Childhood Cancer at a Glance

Childhood Cancer Facts

  • Pediatric cancer is the leading cause of death by disease for children under the age of 18, killing more kids than asthma, diabetes, cystic fibrosis and AIDS combined.
  • Each school day, enough children are diagnosed with childhood cancer to empty two classrooms.
  • The number of children diagnosed with cancer in the U.S. each year puts more potential years of life at risk than any single type of adult cancer.
  • Childhood Cancers are cancers that primarily affect children, teens, and young adults. When cancer strikes children and young adults it affects them differently than it would an adult.
  • The average length of treatment from diagnosis to either cure or remission is about 3 years.
  • Some treatments can last approximately 2 1/2 years.
  • An average treatment cost can be approximately half a million dollars per child.
  • Cancer in childhood occurs regularly, randomly, and spares no ethnic group, socioeconomic class, or geographic region.
  • Among ethnic groups, white children are most likely to develop cancer.
  • Childhood cancer is not a single disease, but rather many different types that fall into 12 major categories. Common adult cancers are extremely rare in children, yet many cancers are almost exclusively found in children.
  • Among the 12 major types of childhood cancers, leukemias (blood cell cancers) and cancers of the brain and central nervous system account for more than half of the new cases.
  • Children are out of school for lengthy periods, missing both their education and friends. For many cancers, treatments can affect how children learn in the short or long-term.
  • The cause of most childhood cancers are unknown and at present, cannot be prevented.
  • While everyone associates the color pink with breast cancer, not everyone knows that every type of cancer is assigned a color. People use these colors to make bracelets, ribbons, and many other things that can be sold to benefit an organization.
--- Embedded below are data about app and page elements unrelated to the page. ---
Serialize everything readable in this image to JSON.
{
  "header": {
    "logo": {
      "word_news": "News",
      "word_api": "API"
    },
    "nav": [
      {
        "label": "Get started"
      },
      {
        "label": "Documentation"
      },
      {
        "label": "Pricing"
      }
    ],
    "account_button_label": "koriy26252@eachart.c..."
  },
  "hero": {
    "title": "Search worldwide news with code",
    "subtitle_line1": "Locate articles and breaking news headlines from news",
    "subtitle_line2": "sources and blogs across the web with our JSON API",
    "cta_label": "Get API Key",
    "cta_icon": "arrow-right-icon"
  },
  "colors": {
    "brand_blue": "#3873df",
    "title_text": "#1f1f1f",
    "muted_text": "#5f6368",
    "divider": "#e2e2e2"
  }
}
Childhood Cancer is assigned the color GOLD because children are more precious than gold.


  • Childhood cancers are mostly those of the white blood cells (leukemia's), brain, bone, the lymphatic system and tumors of the muscles, kidneys and nervous system. Each of these behaves differently.
  • Cancers in very young children are highly aggressive and behave unlike malignant disease seen at other times of life.
  • The median age for childhood cancer is six.
  • Children frequently have a more advanced stage of cancer when they are first diagnosed.
  • 80% of children show that cancer has spread to distant sites in the body when the disease is first diagnosed.

Current Treatment Options
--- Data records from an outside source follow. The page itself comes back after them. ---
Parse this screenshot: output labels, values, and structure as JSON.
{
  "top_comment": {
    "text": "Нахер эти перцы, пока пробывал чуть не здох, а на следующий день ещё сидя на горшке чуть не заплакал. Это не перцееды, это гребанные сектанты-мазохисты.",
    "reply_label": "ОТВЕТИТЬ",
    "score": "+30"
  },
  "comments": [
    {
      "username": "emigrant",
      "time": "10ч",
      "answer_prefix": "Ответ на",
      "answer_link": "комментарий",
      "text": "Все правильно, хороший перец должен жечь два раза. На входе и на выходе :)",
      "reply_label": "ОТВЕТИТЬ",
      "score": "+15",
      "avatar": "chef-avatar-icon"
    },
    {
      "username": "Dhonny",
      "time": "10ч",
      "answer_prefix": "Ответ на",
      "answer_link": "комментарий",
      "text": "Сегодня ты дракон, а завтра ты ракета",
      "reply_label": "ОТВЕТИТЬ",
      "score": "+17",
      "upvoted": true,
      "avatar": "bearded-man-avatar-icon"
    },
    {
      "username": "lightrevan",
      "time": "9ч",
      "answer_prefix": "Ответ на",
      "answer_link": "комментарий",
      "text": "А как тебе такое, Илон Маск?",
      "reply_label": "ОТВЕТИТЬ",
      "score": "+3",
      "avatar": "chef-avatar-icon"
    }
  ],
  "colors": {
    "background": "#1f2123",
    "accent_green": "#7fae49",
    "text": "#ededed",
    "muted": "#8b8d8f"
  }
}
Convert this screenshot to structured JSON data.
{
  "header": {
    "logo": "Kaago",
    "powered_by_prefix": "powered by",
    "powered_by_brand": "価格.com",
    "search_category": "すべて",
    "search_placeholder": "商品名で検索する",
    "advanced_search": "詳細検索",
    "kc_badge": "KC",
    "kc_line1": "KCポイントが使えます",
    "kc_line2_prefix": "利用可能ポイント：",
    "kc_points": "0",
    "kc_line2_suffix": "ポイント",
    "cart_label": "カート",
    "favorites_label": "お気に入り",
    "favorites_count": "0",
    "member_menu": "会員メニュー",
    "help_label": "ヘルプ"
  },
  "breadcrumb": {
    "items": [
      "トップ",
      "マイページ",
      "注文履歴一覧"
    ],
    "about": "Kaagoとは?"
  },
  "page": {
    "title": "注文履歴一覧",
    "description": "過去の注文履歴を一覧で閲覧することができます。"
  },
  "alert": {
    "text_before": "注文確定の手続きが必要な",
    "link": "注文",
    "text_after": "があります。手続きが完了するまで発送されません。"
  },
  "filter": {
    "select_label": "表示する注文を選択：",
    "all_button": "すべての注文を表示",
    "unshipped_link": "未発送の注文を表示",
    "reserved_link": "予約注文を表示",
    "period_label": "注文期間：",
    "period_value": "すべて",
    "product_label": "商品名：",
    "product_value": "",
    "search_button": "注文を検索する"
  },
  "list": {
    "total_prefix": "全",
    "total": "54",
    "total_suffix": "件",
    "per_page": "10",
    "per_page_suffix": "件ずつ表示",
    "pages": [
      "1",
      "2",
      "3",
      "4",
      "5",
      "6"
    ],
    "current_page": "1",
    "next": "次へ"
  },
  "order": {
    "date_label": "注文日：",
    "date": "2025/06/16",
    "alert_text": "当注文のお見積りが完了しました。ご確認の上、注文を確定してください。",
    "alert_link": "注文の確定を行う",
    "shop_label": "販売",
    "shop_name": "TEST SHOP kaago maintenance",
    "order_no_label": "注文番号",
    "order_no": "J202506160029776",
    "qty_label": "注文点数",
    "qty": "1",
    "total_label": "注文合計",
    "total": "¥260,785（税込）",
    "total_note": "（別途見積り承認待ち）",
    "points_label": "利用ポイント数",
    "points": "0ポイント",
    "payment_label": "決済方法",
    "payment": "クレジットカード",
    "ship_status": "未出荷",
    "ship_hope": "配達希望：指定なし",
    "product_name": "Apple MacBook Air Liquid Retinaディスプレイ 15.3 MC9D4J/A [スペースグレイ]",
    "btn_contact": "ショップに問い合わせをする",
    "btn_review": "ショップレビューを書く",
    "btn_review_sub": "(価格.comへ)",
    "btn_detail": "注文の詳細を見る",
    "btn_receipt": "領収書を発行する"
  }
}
A child with cancer must be diagnosed precisely and treated by clinical and laboratory scientists who have expertise in the management of children with cancer.

Advances in treatment have been made in some childhood cancers; however, many cancer types offer very aggressive treatments with lower survival rates.
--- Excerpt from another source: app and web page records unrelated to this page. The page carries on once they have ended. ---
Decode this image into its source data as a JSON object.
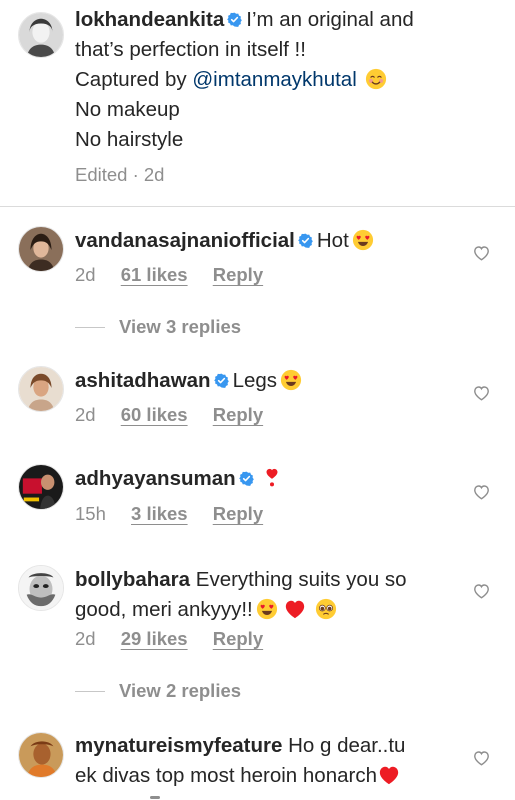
{
  "caption": {
    "username": "lokhandeankita",
    "lines": [
      "I’m an original and",
      "that’s perfection in itself !!",
      "Captured by ",
      "No makeup",
      "No hairstyle"
    ],
    "mention": "@imtanmaykhutal",
    "edited": "Edited · 2d"
  },
  "comments": [
    {
      "username": "vandanasajnaniofficial",
      "text": "Hot",
      "time": "2d",
      "likes": "61 likes",
      "reply": "Reply",
      "view_replies": "View 3 replies"
    },
    {
      "username": "ashitadhawan",
      "text": "Legs",
      "time": "2d",
      "likes": "60 likes",
      "reply": "Reply"
    },
    {
      "username": "adhyayansuman",
      "text": "",
      "time": "15h",
      "likes": "3 likes",
      "reply": "Reply"
    },
    {
      "username": "bollybahara",
      "text": "Everything suits you so",
      "text2": "good, meri ankyyy!!",
      "time": "2d",
      "likes": "29 likes",
      "reply": "Reply",
      "view_replies": "View 2 replies"
    },
    {
      "username": "mynatureismyfeature",
      "text": "Ho g dear..tu",
      "text2": "ek divas top most heroin honarch"
    }
  ],
  "colors": {
    "text": "#262626",
    "secondary": "#8e8e8e",
    "verified": "#3897f0",
    "heart_red": "#ed1c24",
    "mention": "#00376b"
  }
}
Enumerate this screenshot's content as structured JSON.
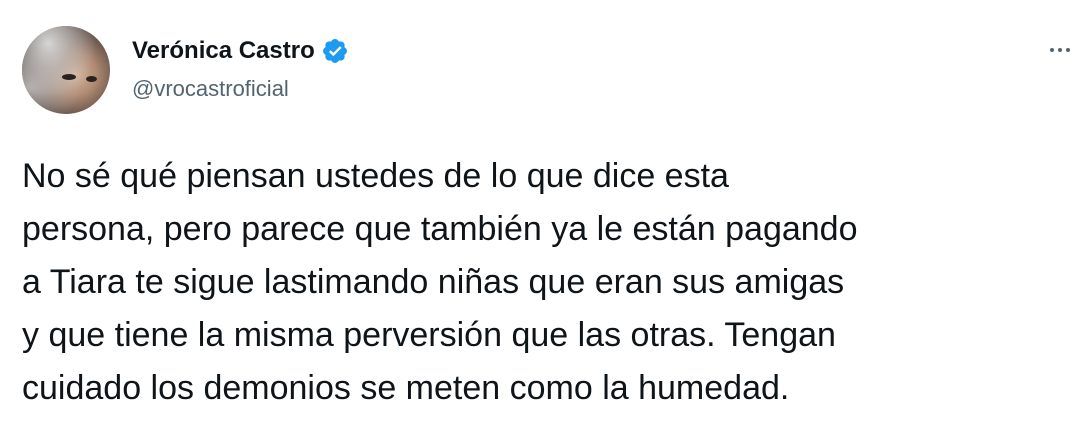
{
  "tweet": {
    "author": {
      "display_name": "Verónica Castro",
      "handle": "@vrocastroficial",
      "verified": true,
      "verified_icon": "verified-badge-icon",
      "verified_color": "#1d9bf0"
    },
    "more_icon": "more-horizontal-icon",
    "text_lines": [
      "No sé qué piensan ustedes de lo que dice esta",
      "persona, pero parece que también ya le están pagando",
      "a Tiara te sigue lastimando niñas que eran sus amigas",
      "y que tiene la misma perversión que las otras. Tengan",
      "cuidado los demonios se meten como la humedad."
    ]
  },
  "colors": {
    "text_primary": "#0f1419",
    "text_secondary": "#536471",
    "accent": "#1d9bf0",
    "background": "#ffffff"
  }
}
Many treatments include: several rounds of chemotherapy, tumor removal, radiation therapy, bone-marrow-transplantation, and various clinical procedures.


Childhood Cancer Detection

Attempts to detect childhood cancers at an earlier stage, when the disease would react more favorably to treatment, have largely failed. Young patients often have a more advanced stage of cancer when first diagnosed.

Signs and Symptoms

C ontinued, unexplained weight loss
H eadaches, often with early morning vomiting
I ncreased swelling or persistent pain in bones, joints, back, or legs
L ump or mass, especially in the abdomen, neck, chest, pelvis, or armpits
D evelopment of excessive bruising, bleeding, or rash
C onstant infections
A whitish color behind the pupil
N ausea which persists or vomiting without nausea
C onstant tiredness or noticeable paleness
E ye or vision changes which occur suddenly and persist
R ecurrent or persistent fevers of unknown origin


Largely unknown. Currently, there are no established guidelines for childhood cancer prevention.